=== Section Start ===

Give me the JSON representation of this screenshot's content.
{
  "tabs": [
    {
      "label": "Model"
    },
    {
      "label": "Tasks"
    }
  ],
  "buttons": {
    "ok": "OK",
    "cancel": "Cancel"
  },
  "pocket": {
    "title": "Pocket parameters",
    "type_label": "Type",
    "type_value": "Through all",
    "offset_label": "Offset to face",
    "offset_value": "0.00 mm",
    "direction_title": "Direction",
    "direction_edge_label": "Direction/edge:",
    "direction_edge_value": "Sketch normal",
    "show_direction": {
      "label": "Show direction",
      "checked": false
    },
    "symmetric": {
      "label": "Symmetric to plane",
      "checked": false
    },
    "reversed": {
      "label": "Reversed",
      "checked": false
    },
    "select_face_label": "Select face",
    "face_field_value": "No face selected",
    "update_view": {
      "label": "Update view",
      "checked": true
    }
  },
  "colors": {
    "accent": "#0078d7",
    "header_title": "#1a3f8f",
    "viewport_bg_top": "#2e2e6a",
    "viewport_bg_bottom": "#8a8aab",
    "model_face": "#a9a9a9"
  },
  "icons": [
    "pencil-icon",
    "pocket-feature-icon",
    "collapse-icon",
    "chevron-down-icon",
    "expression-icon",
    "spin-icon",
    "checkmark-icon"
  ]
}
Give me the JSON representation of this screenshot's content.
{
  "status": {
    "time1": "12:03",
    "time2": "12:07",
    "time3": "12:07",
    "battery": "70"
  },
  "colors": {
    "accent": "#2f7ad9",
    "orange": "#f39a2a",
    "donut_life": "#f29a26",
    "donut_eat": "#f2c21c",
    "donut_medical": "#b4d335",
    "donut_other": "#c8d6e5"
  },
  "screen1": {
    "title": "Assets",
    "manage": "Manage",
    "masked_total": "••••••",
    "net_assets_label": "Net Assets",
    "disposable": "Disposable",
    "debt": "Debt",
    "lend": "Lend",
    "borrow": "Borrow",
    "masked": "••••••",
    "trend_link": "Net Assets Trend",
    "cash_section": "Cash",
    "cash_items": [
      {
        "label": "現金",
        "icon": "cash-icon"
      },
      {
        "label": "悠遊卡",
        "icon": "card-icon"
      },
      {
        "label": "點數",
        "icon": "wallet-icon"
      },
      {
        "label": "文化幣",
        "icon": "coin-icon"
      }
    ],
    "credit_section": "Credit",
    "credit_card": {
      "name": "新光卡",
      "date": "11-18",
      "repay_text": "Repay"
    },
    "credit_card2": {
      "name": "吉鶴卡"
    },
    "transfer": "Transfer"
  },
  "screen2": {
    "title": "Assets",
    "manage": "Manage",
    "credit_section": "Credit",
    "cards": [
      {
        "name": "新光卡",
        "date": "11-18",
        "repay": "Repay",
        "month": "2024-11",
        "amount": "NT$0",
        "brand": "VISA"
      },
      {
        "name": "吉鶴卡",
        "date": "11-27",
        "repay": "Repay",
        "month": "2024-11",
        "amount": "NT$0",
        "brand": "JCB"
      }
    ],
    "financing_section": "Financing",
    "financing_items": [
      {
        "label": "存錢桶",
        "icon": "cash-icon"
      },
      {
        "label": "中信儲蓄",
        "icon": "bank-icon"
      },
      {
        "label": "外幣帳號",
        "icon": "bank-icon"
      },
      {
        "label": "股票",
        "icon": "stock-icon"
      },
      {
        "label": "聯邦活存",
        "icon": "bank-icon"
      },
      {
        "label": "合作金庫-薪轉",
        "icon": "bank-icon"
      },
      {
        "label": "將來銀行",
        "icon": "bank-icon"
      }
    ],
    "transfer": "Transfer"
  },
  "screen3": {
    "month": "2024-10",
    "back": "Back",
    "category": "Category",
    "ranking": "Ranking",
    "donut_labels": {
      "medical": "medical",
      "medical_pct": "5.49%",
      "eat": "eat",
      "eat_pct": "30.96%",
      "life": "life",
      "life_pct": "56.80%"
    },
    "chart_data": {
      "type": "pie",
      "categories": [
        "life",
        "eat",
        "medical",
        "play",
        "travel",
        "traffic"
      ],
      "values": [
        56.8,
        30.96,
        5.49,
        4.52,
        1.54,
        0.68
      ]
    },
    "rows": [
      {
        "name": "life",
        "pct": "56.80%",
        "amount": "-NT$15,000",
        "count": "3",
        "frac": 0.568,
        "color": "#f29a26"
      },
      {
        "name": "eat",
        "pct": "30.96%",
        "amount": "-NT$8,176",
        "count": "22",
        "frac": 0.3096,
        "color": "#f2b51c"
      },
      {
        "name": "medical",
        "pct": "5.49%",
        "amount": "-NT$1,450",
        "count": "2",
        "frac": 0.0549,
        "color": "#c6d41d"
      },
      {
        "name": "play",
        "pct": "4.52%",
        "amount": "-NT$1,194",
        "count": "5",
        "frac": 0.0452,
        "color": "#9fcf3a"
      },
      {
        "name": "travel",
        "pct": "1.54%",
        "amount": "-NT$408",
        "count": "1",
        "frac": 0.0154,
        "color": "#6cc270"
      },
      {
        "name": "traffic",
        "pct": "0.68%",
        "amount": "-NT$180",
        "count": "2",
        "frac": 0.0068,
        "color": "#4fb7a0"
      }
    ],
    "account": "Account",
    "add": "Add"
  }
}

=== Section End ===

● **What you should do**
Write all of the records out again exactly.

● **The completed task**
Give me the JSON representation of this screenshot's content.
{
  "tabs": [
    {
      "label": "Model"
    },
    {
      "label": "Tasks"
    }
  ],
  "buttons": {
    "ok": "OK",
    "cancel": "Cancel"
  },
  "pocket": {
    "title": "Pocket parameters",
    "type_label": "Type",
    "type_value": "Through all",
    "offset_label": "Offset to face",
    "offset_value": "0.00 mm",
    "direction_title": "Direction",
    "direction_edge_label": "Direction/edge:",
    "direction_edge_value": "Sketch normal",
    "show_direction": {
      "label": "Show direction",
      "checked": false
    },
    "symmetric": {
      "label": "Symmetric to plane",
      "checked": false
    },
    "reversed": {
      "label": "Reversed",
      "checked": false
    },
    "select_face_label": "Select face",
    "face_field_value": "No face selected",
    "update_view": {
      "label": "Update view",
      "checked": true
    }
  },
  "colors": {
    "accent": "#0078d7",
    "header_title": "#1a3f8f",
    "viewport_bg_top": "#2e2e6a",
    "viewport_bg_bottom": "#8a8aab",
    "model_face": "#a9a9a9"
  },
  "icons": [
    "pencil-icon",
    "pocket-feature-icon",
    "collapse-icon",
    "chevron-down-icon",
    "expression-icon",
    "spin-icon",
    "checkmark-icon"
  ]
}
Give me the JSON representation of this screenshot's content.
{
  "status": {
    "time1": "12:03",
    "time2": "12:07",
    "time3": "12:07",
    "battery": "70"
  },
  "colors": {
    "accent": "#2f7ad9",
    "orange": "#f39a2a",
    "donut_life": "#f29a26",
    "donut_eat": "#f2c21c",
    "donut_medical": "#b4d335",
    "donut_other": "#c8d6e5"
  },
  "screen1": {
    "title": "Assets",
    "manage": "Manage",
    "masked_total": "••••••",
    "net_assets_label": "Net Assets",
    "disposable": "Disposable",
    "debt": "Debt",
    "lend": "Lend",
    "borrow": "Borrow",
    "masked": "••••••",
    "trend_link": "Net Assets Trend",
    "cash_section": "Cash",
    "cash_items": [
      {
        "label": "現金",
        "icon": "cash-icon"
      },
      {
        "label": "悠遊卡",
        "icon": "card-icon"
      },
      {
        "label": "點數",
        "icon": "wallet-icon"
      },
      {
        "label": "文化幣",
        "icon": "coin-icon"
      }
    ],
    "credit_section": "Credit",
    "credit_card": {
      "name": "新光卡",
      "date": "11-18",
      "repay_text": "Repay"
    },
    "credit_card2": {
      "name": "吉鶴卡"
    },
    "transfer": "Transfer"
  },
  "screen2": {
    "title": "Assets",
    "manage": "Manage",
    "credit_section": "Credit",
    "cards": [
      {
        "name": "新光卡",
        "date": "11-18",
        "repay": "Repay",
        "month": "2024-11",
        "amount": "NT$0",
        "brand": "VISA"
      },
      {
        "name": "吉鶴卡",
        "date": "11-27",
        "repay": "Repay",
        "month": "2024-11",
        "amount": "NT$0",
        "brand": "JCB"
      }
    ],
    "financing_section": "Financing",
    "financing_items": [
      {
        "label": "存錢桶",
        "icon": "cash-icon"
      },
      {
        "label": "中信儲蓄",
        "icon": "bank-icon"
      },
      {
        "label": "外幣帳號",
        "icon": "bank-icon"
      },
      {
        "label": "股票",
        "icon": "stock-icon"
      },
      {
        "label": "聯邦活存",
        "icon": "bank-icon"
      },
      {
        "label": "合作金庫-薪轉",
        "icon": "bank-icon"
      },
      {
        "label": "將來銀行",
        "icon": "bank-icon"
      }
    ],
    "transfer": "Transfer"
  },
  "screen3": {
    "month": "2024-10",
    "back": "Back",
    "category": "Category",
    "ranking": "Ranking",
    "donut_labels": {
      "medical": "medical",
      "medical_pct": "5.49%",
      "eat": "eat",
      "eat_pct": "30.96%",
      "life": "life",
      "life_pct": "56.80%"
    },
    "chart_data": {
      "type": "pie",
      "categories": [
        "life",
        "eat",
        "medical",
        "play",
        "travel",
        "traffic"
      ],
      "values": [
        56.8,
        30.96,
        5.49,
        4.52,
        1.54,
        0.68
      ]
    },
    "rows": [
      {
        "name": "life",
        "pct": "56.80%",
        "amount": "-NT$15,000",
        "count": "3",
        "frac": 0.568,
        "color": "#f29a26"
      },
      {
        "name": "eat",
        "pct": "30.96%",
        "amount": "-NT$8,176",
        "count": "22",
        "frac": 0.3096,
        "color": "#f2b51c"
      },
      {
        "name": "medical",
        "pct": "5.49%",
        "amount": "-NT$1,450",
        "count": "2",
        "frac": 0.0549,
        "color": "#c6d41d"
      },
      {
        "name": "play",
        "pct": "4.52%",
        "amount": "-NT$1,194",
        "count": "5",
        "frac": 0.0452,
        "color": "#9fcf3a"
      },
      {
        "name": "travel",
        "pct": "1.54%",
        "amount": "-NT$408",
        "count": "1",
        "frac": 0.0154,
        "color": "#6cc270"
      },
      {
        "name": "traffic",
        "pct": "0.68%",
        "amount": "-NT$180",
        "count": "2",
        "frac": 0.0068,
        "color": "#4fb7a0"
      }
    ],
    "account": "Account",
    "add": "Add"
  }
}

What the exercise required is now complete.